━━ Material for this exercise ━━
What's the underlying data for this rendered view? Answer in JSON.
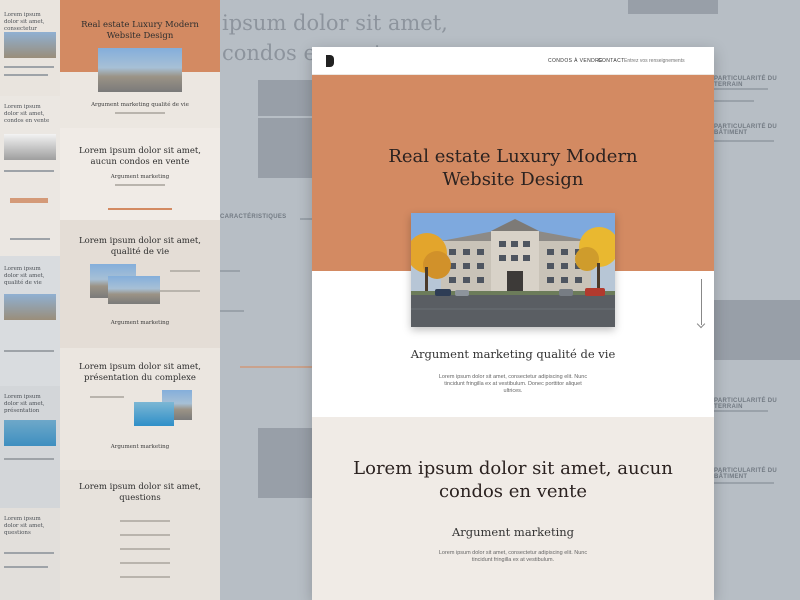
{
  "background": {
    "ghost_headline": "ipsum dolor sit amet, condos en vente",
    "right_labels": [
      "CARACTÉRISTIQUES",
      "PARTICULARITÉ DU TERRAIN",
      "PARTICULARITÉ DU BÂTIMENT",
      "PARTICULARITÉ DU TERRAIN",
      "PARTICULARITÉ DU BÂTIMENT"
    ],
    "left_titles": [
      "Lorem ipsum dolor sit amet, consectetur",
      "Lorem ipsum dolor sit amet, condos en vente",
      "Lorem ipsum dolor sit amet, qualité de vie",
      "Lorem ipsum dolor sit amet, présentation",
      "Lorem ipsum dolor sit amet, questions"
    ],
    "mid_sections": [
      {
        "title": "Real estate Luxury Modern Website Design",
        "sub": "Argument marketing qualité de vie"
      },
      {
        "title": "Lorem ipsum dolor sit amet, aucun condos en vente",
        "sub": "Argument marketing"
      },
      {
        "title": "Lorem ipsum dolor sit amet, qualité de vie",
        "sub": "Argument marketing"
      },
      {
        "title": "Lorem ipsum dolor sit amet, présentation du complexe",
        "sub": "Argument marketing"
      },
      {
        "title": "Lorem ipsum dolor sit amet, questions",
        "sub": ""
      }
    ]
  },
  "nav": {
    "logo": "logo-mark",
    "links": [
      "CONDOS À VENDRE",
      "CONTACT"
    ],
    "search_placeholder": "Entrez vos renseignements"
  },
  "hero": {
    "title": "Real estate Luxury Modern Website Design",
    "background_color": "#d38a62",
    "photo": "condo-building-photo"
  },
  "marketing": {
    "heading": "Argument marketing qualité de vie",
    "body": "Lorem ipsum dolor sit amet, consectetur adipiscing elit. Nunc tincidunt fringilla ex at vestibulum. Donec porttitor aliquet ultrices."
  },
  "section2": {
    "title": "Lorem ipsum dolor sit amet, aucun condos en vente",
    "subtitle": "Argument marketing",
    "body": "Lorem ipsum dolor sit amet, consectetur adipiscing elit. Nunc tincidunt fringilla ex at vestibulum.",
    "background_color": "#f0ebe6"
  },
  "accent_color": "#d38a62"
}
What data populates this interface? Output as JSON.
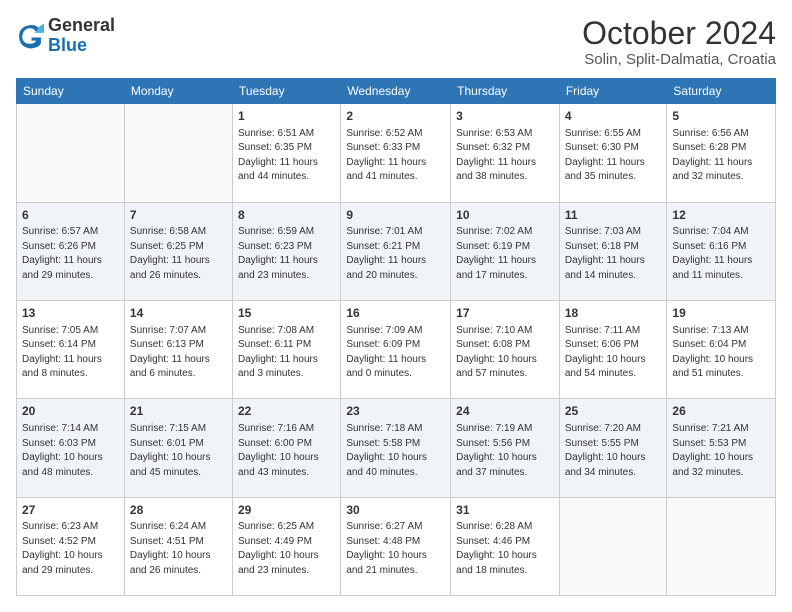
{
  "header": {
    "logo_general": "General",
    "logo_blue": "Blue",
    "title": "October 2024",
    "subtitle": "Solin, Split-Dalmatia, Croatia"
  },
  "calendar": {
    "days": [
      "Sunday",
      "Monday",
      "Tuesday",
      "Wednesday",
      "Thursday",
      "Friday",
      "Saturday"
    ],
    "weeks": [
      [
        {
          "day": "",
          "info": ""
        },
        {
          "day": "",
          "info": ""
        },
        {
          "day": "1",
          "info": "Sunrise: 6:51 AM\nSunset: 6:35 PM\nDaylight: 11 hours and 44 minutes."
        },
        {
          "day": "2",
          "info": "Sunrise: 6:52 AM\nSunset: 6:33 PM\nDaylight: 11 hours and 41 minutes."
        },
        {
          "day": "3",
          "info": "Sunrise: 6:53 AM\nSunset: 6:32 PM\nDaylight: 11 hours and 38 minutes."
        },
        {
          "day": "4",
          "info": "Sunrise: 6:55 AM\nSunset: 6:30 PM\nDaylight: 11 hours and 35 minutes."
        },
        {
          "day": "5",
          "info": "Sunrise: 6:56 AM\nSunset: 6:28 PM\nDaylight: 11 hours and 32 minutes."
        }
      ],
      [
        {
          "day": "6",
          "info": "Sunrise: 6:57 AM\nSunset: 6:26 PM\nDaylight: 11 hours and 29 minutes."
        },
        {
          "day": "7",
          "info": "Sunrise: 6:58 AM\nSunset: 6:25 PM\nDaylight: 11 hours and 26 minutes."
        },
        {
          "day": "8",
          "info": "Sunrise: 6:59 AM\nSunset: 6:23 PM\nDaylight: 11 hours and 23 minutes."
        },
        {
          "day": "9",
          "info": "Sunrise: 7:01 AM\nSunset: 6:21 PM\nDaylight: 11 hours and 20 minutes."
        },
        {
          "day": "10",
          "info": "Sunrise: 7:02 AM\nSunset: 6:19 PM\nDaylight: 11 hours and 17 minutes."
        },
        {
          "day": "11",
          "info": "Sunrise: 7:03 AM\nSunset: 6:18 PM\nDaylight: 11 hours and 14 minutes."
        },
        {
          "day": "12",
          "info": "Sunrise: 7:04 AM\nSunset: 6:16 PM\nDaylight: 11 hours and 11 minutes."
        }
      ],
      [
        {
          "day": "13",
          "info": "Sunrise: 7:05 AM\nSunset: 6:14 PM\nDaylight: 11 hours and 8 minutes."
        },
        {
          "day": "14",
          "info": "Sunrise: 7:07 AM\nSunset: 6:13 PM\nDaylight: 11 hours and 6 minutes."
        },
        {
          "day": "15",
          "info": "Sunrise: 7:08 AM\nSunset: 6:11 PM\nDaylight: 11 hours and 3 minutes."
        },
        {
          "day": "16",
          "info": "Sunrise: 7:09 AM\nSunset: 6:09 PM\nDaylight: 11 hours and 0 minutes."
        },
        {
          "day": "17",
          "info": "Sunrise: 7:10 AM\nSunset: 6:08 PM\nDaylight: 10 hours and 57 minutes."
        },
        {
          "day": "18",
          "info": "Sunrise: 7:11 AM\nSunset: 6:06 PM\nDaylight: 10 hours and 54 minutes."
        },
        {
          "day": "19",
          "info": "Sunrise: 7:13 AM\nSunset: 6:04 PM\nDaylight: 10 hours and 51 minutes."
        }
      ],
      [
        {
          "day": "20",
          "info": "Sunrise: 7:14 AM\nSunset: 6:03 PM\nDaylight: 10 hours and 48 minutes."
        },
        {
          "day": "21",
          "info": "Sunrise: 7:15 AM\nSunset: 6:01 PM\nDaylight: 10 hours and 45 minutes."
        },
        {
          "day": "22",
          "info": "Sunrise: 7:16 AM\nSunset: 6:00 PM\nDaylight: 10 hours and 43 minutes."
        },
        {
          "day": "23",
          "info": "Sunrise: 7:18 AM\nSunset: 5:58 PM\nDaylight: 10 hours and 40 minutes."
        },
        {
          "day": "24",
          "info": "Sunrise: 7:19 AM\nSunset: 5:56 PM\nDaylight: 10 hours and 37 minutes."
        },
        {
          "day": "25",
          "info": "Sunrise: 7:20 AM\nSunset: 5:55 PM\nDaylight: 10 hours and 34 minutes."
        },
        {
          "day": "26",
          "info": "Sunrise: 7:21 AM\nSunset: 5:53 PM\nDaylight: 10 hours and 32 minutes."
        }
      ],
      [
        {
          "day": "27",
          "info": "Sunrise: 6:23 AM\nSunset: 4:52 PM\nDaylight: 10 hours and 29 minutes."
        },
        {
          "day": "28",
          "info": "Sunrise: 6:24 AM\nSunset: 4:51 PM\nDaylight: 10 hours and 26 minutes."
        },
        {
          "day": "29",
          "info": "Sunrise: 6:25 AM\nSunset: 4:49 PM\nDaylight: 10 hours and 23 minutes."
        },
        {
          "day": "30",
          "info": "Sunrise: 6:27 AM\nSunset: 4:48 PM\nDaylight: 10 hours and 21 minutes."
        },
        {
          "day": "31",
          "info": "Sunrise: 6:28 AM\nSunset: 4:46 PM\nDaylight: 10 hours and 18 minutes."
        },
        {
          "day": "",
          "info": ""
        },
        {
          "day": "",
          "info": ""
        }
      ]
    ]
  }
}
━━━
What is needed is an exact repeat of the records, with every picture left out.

What's the underlying data for this rendered view? Answer in JSON.
{
  "background": {
    "ghost_headline": "ipsum dolor sit amet, condos en vente",
    "right_labels": [
      "CARACTÉRISTIQUES",
      "PARTICULARITÉ DU TERRAIN",
      "PARTICULARITÉ DU BÂTIMENT",
      "PARTICULARITÉ DU TERRAIN",
      "PARTICULARITÉ DU BÂTIMENT"
    ],
    "left_titles": [
      "Lorem ipsum dolor sit amet, consectetur",
      "Lorem ipsum dolor sit amet, condos en vente",
      "Lorem ipsum dolor sit amet, qualité de vie",
      "Lorem ipsum dolor sit amet, présentation",
      "Lorem ipsum dolor sit amet, questions"
    ],
    "mid_sections": [
      {
        "title": "Real estate Luxury Modern Website Design",
        "sub": "Argument marketing qualité de vie"
      },
      {
        "title": "Lorem ipsum dolor sit amet, aucun condos en vente",
        "sub": "Argument marketing"
      },
      {
        "title": "Lorem ipsum dolor sit amet, qualité de vie",
        "sub": "Argument marketing"
      },
      {
        "title": "Lorem ipsum dolor sit amet, présentation du complexe",
        "sub": "Argument marketing"
      },
      {
        "title": "Lorem ipsum dolor sit amet, questions",
        "sub": ""
      }
    ]
  },
  "nav": {
    "logo": "logo-mark",
    "links": [
      "CONDOS À VENDRE",
      "CONTACT"
    ],
    "search_placeholder": "Entrez vos renseignements"
  },
  "hero": {
    "title": "Real estate Luxury Modern Website Design",
    "background_color": "#d38a62",
    "photo": "condo-building-photo"
  },
  "marketing": {
    "heading": "Argument marketing qualité de vie",
    "body": "Lorem ipsum dolor sit amet, consectetur adipiscing elit. Nunc tincidunt fringilla ex at vestibulum. Donec porttitor aliquet ultrices."
  },
  "section2": {
    "title": "Lorem ipsum dolor sit amet, aucun condos en vente",
    "subtitle": "Argument marketing",
    "body": "Lorem ipsum dolor sit amet, consectetur adipiscing elit. Nunc tincidunt fringilla ex at vestibulum.",
    "background_color": "#f0ebe6"
  },
  "accent_color": "#d38a62"
}
What data populates this interface? Output as JSON.
{
  "header": {
    "logo_general": "General",
    "logo_blue": "Blue",
    "title": "October 2024",
    "subtitle": "Solin, Split-Dalmatia, Croatia"
  },
  "calendar": {
    "days": [
      "Sunday",
      "Monday",
      "Tuesday",
      "Wednesday",
      "Thursday",
      "Friday",
      "Saturday"
    ],
    "weeks": [
      [
        {
          "day": "",
          "info": ""
        },
        {
          "day": "",
          "info": ""
        },
        {
          "day": "1",
          "info": "Sunrise: 6:51 AM\nSunset: 6:35 PM\nDaylight: 11 hours and 44 minutes."
        },
        {
          "day": "2",
          "info": "Sunrise: 6:52 AM\nSunset: 6:33 PM\nDaylight: 11 hours and 41 minutes."
        },
        {
          "day": "3",
          "info": "Sunrise: 6:53 AM\nSunset: 6:32 PM\nDaylight: 11 hours and 38 minutes."
        },
        {
          "day": "4",
          "info": "Sunrise: 6:55 AM\nSunset: 6:30 PM\nDaylight: 11 hours and 35 minutes."
        },
        {
          "day": "5",
          "info": "Sunrise: 6:56 AM\nSunset: 6:28 PM\nDaylight: 11 hours and 32 minutes."
        }
      ],
      [
        {
          "day": "6",
          "info": "Sunrise: 6:57 AM\nSunset: 6:26 PM\nDaylight: 11 hours and 29 minutes."
        },
        {
          "day": "7",
          "info": "Sunrise: 6:58 AM\nSunset: 6:25 PM\nDaylight: 11 hours and 26 minutes."
        },
        {
          "day": "8",
          "info": "Sunrise: 6:59 AM\nSunset: 6:23 PM\nDaylight: 11 hours and 23 minutes."
        },
        {
          "day": "9",
          "info": "Sunrise: 7:01 AM\nSunset: 6:21 PM\nDaylight: 11 hours and 20 minutes."
        },
        {
          "day": "10",
          "info": "Sunrise: 7:02 AM\nSunset: 6:19 PM\nDaylight: 11 hours and 17 minutes."
        },
        {
          "day": "11",
          "info": "Sunrise: 7:03 AM\nSunset: 6:18 PM\nDaylight: 11 hours and 14 minutes."
        },
        {
          "day": "12",
          "info": "Sunrise: 7:04 AM\nSunset: 6:16 PM\nDaylight: 11 hours and 11 minutes."
        }
      ],
      [
        {
          "day": "13",
          "info": "Sunrise: 7:05 AM\nSunset: 6:14 PM\nDaylight: 11 hours and 8 minutes."
        },
        {
          "day": "14",
          "info": "Sunrise: 7:07 AM\nSunset: 6:13 PM\nDaylight: 11 hours and 6 minutes."
        },
        {
          "day": "15",
          "info": "Sunrise: 7:08 AM\nSunset: 6:11 PM\nDaylight: 11 hours and 3 minutes."
        },
        {
          "day": "16",
          "info": "Sunrise: 7:09 AM\nSunset: 6:09 PM\nDaylight: 11 hours and 0 minutes."
        },
        {
          "day": "17",
          "info": "Sunrise: 7:10 AM\nSunset: 6:08 PM\nDaylight: 10 hours and 57 minutes."
        },
        {
          "day": "18",
          "info": "Sunrise: 7:11 AM\nSunset: 6:06 PM\nDaylight: 10 hours and 54 minutes."
        },
        {
          "day": "19",
          "info": "Sunrise: 7:13 AM\nSunset: 6:04 PM\nDaylight: 10 hours and 51 minutes."
        }
      ],
      [
        {
          "day": "20",
          "info": "Sunrise: 7:14 AM\nSunset: 6:03 PM\nDaylight: 10 hours and 48 minutes."
        },
        {
          "day": "21",
          "info": "Sunrise: 7:15 AM\nSunset: 6:01 PM\nDaylight: 10 hours and 45 minutes."
        },
        {
          "day": "22",
          "info": "Sunrise: 7:16 AM\nSunset: 6:00 PM\nDaylight: 10 hours and 43 minutes."
        },
        {
          "day": "23",
          "info": "Sunrise: 7:18 AM\nSunset: 5:58 PM\nDaylight: 10 hours and 40 minutes."
        },
        {
          "day": "24",
          "info": "Sunrise: 7:19 AM\nSunset: 5:56 PM\nDaylight: 10 hours and 37 minutes."
        },
        {
          "day": "25",
          "info": "Sunrise: 7:20 AM\nSunset: 5:55 PM\nDaylight: 10 hours and 34 minutes."
        },
        {
          "day": "26",
          "info": "Sunrise: 7:21 AM\nSunset: 5:53 PM\nDaylight: 10 hours and 32 minutes."
        }
      ],
      [
        {
          "day": "27",
          "info": "Sunrise: 6:23 AM\nSunset: 4:52 PM\nDaylight: 10 hours and 29 minutes."
        },
        {
          "day": "28",
          "info": "Sunrise: 6:24 AM\nSunset: 4:51 PM\nDaylight: 10 hours and 26 minutes."
        },
        {
          "day": "29",
          "info": "Sunrise: 6:25 AM\nSunset: 4:49 PM\nDaylight: 10 hours and 23 minutes."
        },
        {
          "day": "30",
          "info": "Sunrise: 6:27 AM\nSunset: 4:48 PM\nDaylight: 10 hours and 21 minutes."
        },
        {
          "day": "31",
          "info": "Sunrise: 6:28 AM\nSunset: 4:46 PM\nDaylight: 10 hours and 18 minutes."
        },
        {
          "day": "",
          "info": ""
        },
        {
          "day": "",
          "info": ""
        }
      ]
    ]
  }
}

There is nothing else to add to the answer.